## WHAT YOU SHOULD DO
What lines in the data hold the string "person"? Show them.

## GIVEN ENTRIES
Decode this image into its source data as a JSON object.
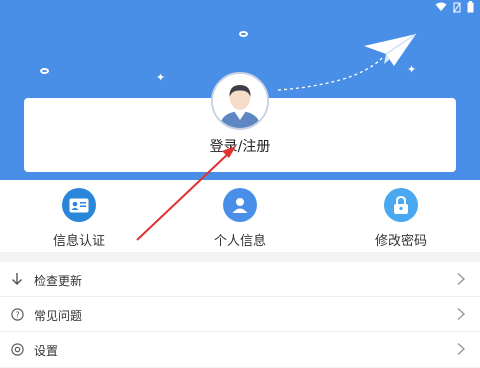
{
  "profile": {
    "login_label": "登录/注册"
  },
  "shortcuts": [
    {
      "label": "信息认证",
      "icon": "id-card-icon",
      "color": "#2a86d8"
    },
    {
      "label": "个人信息",
      "icon": "person-icon",
      "color": "#4a8fe7"
    },
    {
      "label": "修改密码",
      "icon": "lock-icon",
      "color": "#4aa8f0"
    }
  ],
  "menu": [
    {
      "label": "检查更新",
      "icon": "download-arrow-icon"
    },
    {
      "label": "常见问题",
      "icon": "question-circle-icon"
    },
    {
      "label": "设置",
      "icon": "settings-icon"
    }
  ],
  "theme": {
    "header_color": "#4a8fe7",
    "annotation_arrow_color": "#e0322f"
  }
}
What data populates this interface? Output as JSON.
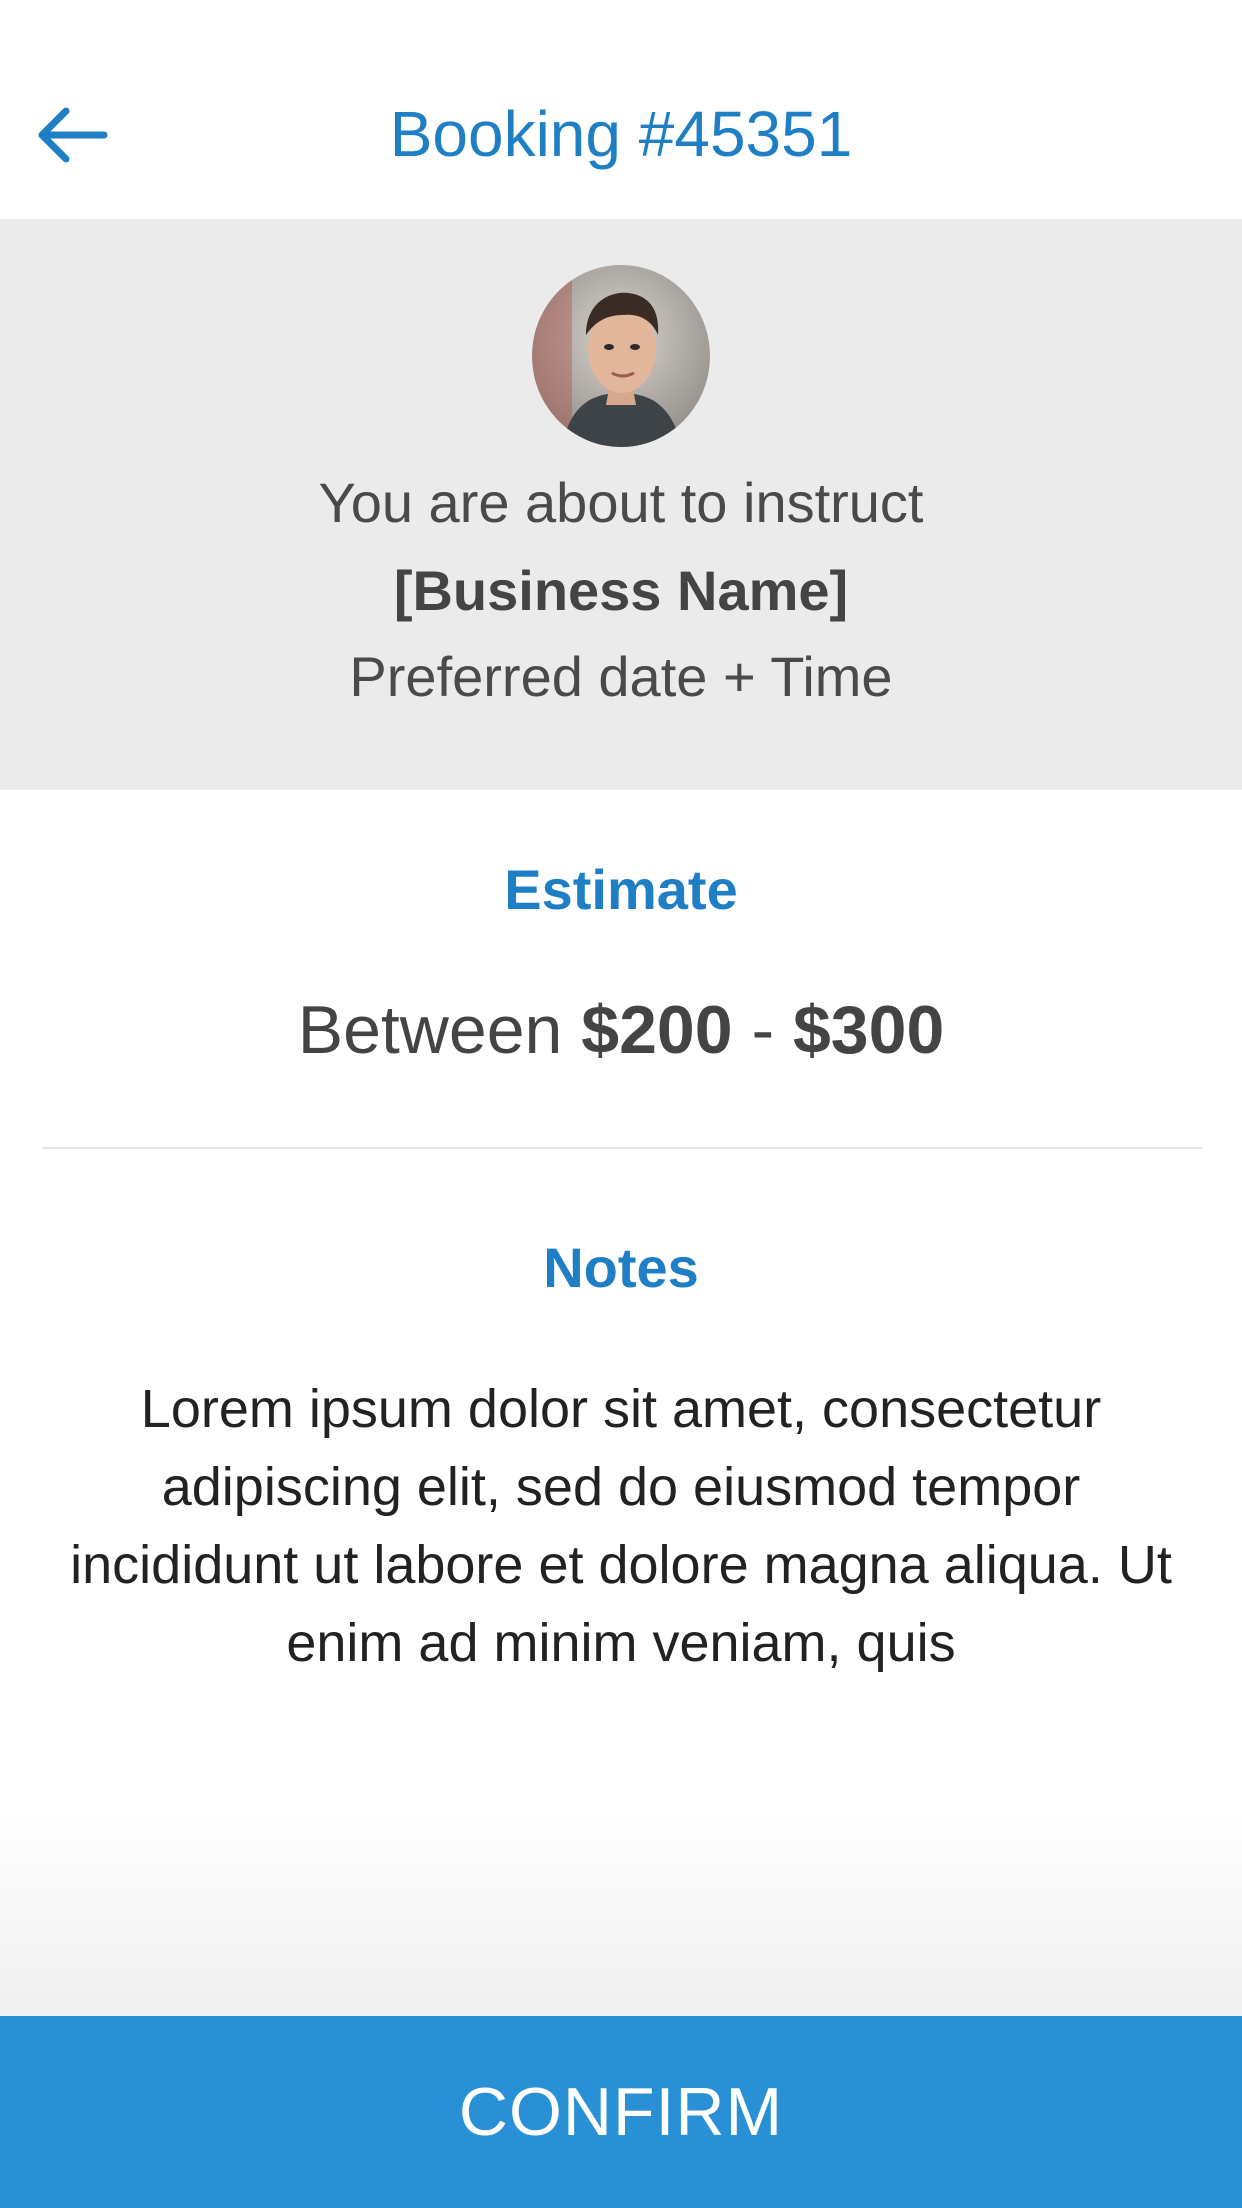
{
  "header": {
    "back_icon": "arrow-left-icon",
    "title": "Booking #45351"
  },
  "summary": {
    "avatar": "person-avatar",
    "line1": "You are about to instruct",
    "business_name": "[Business Name]",
    "date_time": "Preferred date + Time"
  },
  "estimate": {
    "heading": "Estimate",
    "prefix": "Between ",
    "low": "$200",
    "separator": " - ",
    "high": "$300"
  },
  "notes": {
    "heading": "Notes",
    "body": "Lorem ipsum dolor sit amet, consectetur adipiscing elit, sed do eiusmod tempor incididunt ut labore et dolore magna aliqua. Ut enim ad minim veniam, quis"
  },
  "confirm": {
    "label": "CONFIRM"
  },
  "colors": {
    "accent": "#1f7fc4",
    "confirm_bg": "#2990d6",
    "summary_bg": "#ebebeb",
    "text": "#444444"
  }
}
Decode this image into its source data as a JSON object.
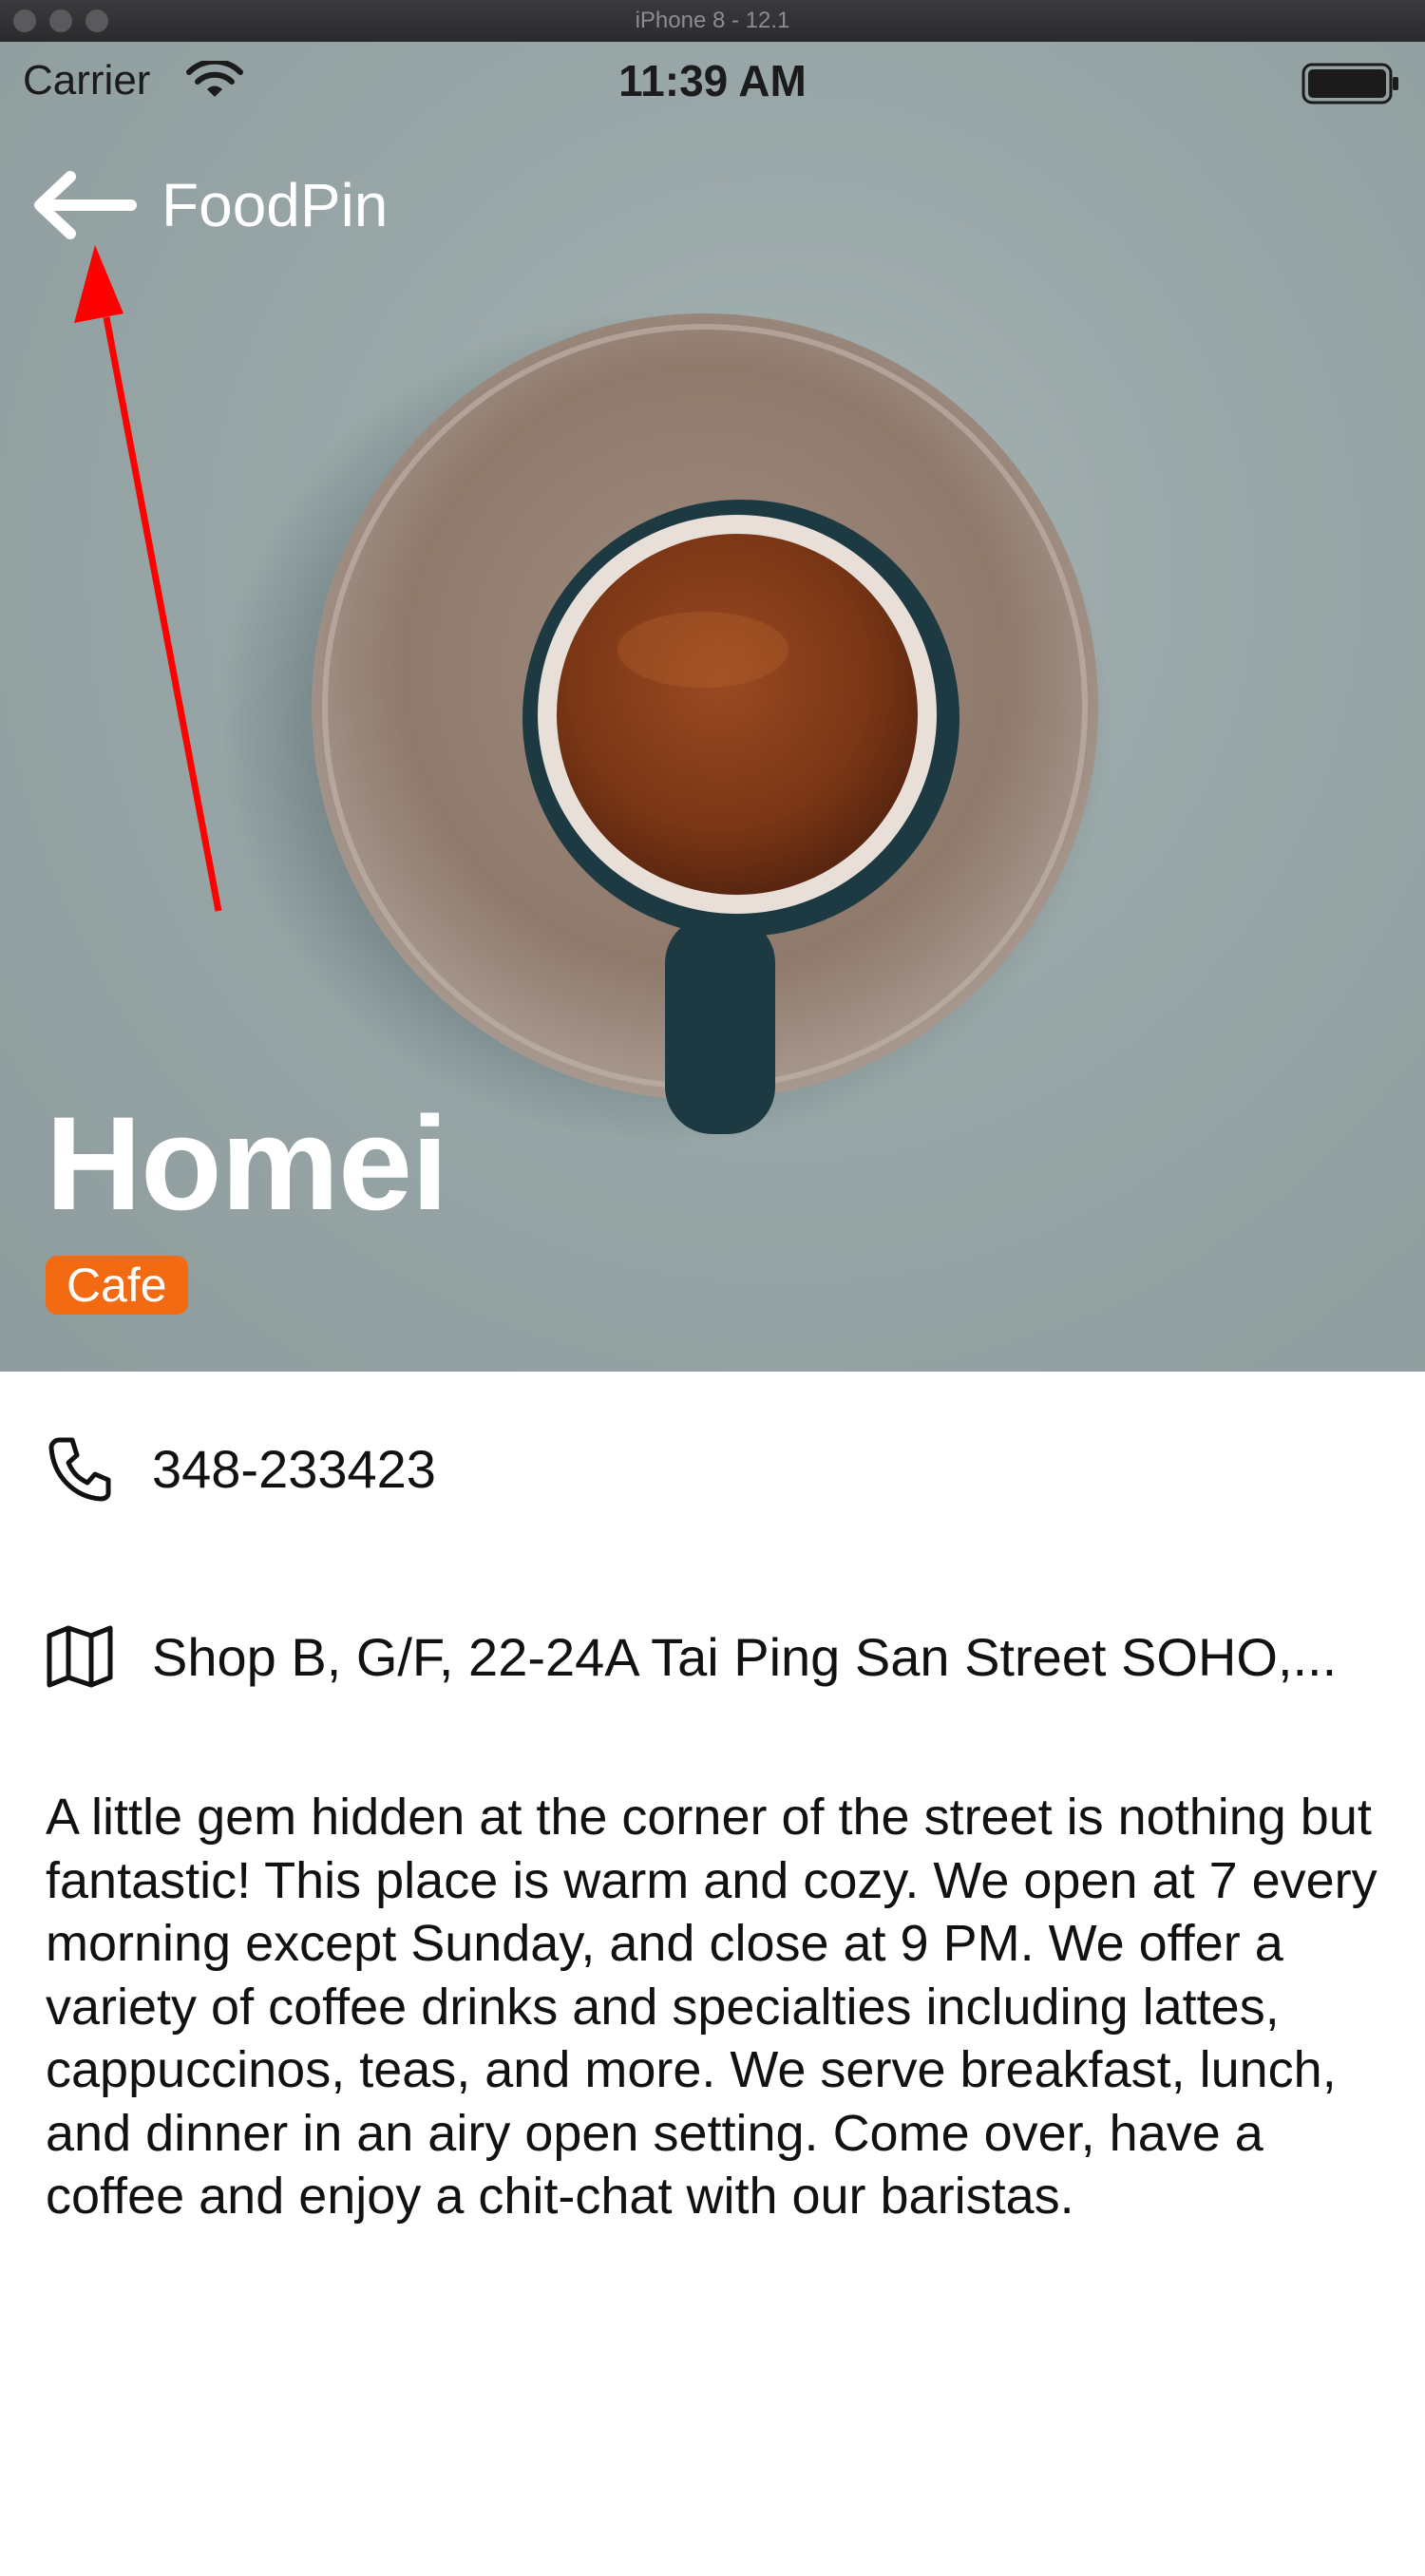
{
  "window": {
    "title": "iPhone 8 - 12.1"
  },
  "status_bar": {
    "carrier": "Carrier",
    "time": "11:39 AM"
  },
  "nav": {
    "back_label": "FoodPin"
  },
  "restaurant": {
    "name": "Homei",
    "type": "Cafe",
    "phone": "348-233423",
    "address": "Shop B, G/F, 22-24A Tai Ping San Street SOHO,...",
    "description": "A little gem hidden at the corner of the street is nothing but fantastic! This place is warm and cozy. We open at 7 every morning except Sunday, and close at 9 PM. We offer a variety of coffee drinks and specialties including lattes, cappuccinos, teas, and more. We serve breakfast, lunch, and dinner in an airy open setting. Come over, have a coffee and enjoy a chit-chat with our baristas."
  },
  "colors": {
    "badge": "#f26a12",
    "annotation_arrow": "#ff0000",
    "hero_bg": "#98a6a7"
  },
  "icons": [
    "back-arrow-icon",
    "wifi-icon",
    "battery-icon",
    "phone-icon",
    "map-icon"
  ]
}
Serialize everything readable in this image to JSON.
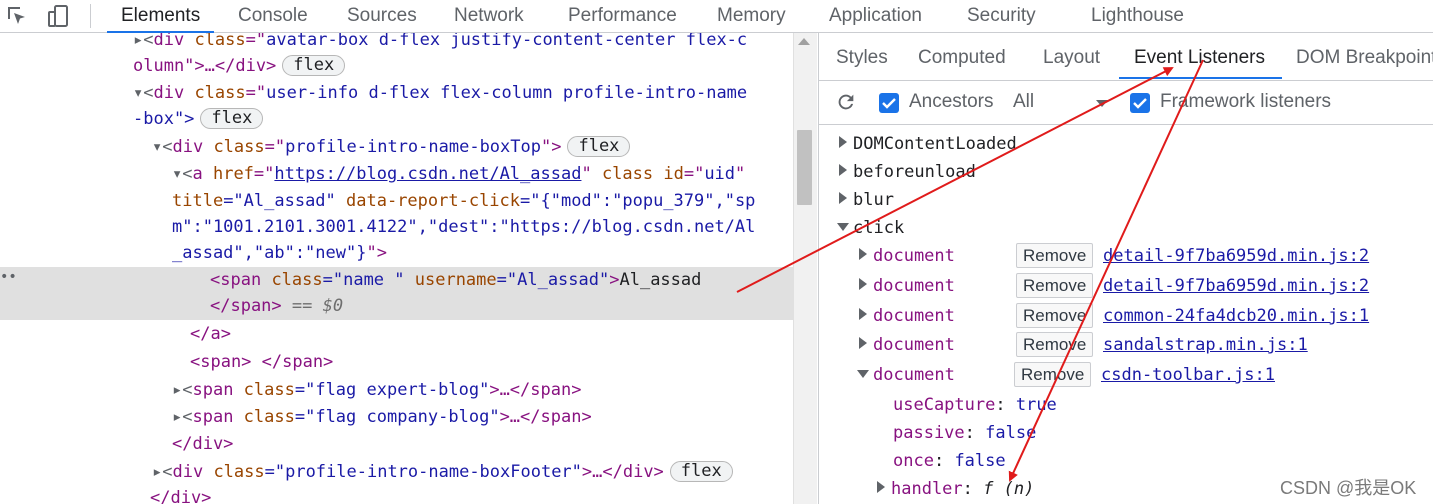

## ANSWER TO THIS TASK
      "icon": "person-icon",
    "avatar": "person-avatar",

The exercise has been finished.